Arogya World, a US based non-profit organization, has launched a service on Nokia Life Tools, aimed at providing information on diabetes prevention via text messages/SMS. The service will be free for 6 months, and text alerts will be sent toexisting subscribers of Nokia’s health channels twice a month, available in 12 different languages. This service is targeting a base of 1 million consumers over two years. Nokia Life Tools, the last time we checked, had 17 million subscribers, and health tips were priced at Rs 30 per month
According to a statement, Nokia is subsidizing program costs and making available translation and transmission infrastructure. Arogya World is developing the diabetes awareness and prevention messages with a strong emphasis on science and behavior change in partnership with Emory University, and is reviewing them for cultural relevancy and technical accuracy. Synovate will measure the effectiveness of the program, and financial support is being provides by Biocon, LifeScan and Aetna.
Nokia Life Tools is currently live in India, China, Indonesia and Nigeria.
Subscription Services & TRAI Guidelines
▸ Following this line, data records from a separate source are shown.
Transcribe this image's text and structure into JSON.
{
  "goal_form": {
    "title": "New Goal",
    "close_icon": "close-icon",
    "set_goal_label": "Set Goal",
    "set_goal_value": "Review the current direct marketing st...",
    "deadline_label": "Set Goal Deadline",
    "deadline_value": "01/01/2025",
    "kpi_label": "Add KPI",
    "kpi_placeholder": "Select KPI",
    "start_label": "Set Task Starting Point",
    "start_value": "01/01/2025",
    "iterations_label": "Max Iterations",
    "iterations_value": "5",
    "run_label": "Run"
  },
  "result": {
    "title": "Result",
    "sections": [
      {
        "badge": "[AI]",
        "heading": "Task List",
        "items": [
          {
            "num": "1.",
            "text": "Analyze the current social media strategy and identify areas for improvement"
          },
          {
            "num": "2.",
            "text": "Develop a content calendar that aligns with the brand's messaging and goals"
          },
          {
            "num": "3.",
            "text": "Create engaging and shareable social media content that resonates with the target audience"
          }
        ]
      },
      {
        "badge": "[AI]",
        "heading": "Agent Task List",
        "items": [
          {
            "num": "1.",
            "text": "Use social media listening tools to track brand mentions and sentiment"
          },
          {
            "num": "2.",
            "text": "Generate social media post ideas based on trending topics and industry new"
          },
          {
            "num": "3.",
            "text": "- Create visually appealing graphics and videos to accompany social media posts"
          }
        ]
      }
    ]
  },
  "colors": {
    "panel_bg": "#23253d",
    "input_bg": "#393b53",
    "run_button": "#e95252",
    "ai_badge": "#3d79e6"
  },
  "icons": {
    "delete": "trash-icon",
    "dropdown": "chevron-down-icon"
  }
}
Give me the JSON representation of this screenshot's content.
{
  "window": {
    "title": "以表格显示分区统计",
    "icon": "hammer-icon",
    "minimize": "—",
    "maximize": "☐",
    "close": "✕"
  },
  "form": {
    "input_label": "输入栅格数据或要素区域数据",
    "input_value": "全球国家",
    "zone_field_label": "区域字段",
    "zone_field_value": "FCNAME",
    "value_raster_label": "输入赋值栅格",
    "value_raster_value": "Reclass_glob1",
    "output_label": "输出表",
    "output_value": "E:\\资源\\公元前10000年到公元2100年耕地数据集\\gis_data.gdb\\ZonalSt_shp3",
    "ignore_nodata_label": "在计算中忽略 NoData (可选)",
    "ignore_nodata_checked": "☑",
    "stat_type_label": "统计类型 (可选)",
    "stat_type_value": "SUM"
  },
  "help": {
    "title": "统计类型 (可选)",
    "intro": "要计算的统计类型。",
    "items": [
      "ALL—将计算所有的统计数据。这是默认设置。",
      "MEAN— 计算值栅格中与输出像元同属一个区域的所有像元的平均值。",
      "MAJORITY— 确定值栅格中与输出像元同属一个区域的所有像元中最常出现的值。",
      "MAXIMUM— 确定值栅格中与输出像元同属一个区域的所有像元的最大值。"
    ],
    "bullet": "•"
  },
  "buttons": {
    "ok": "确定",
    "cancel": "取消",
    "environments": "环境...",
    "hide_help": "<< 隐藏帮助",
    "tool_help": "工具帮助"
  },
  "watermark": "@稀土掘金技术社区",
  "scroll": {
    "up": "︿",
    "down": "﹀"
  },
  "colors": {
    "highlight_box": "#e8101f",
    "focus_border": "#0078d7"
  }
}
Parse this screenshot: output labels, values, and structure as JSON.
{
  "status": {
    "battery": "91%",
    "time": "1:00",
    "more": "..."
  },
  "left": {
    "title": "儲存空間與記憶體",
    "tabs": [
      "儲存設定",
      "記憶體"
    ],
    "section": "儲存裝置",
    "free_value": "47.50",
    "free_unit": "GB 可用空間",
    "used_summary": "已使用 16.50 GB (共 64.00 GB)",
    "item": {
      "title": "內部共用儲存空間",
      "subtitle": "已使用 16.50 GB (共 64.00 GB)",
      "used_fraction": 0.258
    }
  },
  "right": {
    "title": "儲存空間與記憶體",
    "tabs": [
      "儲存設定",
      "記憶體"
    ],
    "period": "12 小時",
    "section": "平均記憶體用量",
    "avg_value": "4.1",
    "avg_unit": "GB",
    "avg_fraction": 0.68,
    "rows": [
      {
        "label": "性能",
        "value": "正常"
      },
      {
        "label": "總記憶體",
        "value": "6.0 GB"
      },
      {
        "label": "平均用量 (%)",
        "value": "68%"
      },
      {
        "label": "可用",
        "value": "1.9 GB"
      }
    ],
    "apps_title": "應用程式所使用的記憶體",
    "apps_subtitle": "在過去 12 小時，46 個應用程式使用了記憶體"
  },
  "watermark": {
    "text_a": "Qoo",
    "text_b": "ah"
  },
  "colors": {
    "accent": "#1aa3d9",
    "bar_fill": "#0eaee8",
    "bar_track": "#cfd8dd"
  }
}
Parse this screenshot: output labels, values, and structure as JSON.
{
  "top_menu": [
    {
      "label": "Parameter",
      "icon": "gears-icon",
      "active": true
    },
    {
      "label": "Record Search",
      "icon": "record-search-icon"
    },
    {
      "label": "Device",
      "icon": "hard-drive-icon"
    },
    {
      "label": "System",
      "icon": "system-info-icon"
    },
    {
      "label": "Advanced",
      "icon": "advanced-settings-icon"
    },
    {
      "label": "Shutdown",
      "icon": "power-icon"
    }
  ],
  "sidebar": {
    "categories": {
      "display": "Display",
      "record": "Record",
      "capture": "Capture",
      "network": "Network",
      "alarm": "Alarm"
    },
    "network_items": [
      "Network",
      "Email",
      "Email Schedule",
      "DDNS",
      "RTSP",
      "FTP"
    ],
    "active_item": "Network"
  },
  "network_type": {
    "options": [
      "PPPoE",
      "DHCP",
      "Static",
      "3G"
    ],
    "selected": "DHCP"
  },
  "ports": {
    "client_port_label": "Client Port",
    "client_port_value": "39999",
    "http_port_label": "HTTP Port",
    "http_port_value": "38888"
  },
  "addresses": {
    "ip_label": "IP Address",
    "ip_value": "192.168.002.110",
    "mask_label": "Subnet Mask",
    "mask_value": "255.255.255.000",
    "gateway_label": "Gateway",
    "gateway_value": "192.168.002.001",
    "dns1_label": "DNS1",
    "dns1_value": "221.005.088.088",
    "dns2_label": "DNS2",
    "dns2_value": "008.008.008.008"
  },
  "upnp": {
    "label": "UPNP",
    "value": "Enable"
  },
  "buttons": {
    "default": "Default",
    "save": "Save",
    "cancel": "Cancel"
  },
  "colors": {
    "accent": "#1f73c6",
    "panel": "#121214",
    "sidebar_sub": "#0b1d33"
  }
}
While Nokia Life Tools has messages sent to an application, since most phones can’t interpret Indian languages in unicode, Nokia doesn’t quite face the problem that most other text messaging does, there is still one problem that renewal to the subscription service will face – how many of its 17 million subscribers will confirm, each month, subscription to the service, once TRAI’s regulation on subscription has been enforced? I wouldn’t be surprised if, like many other subscription services, the subscriber number plummets.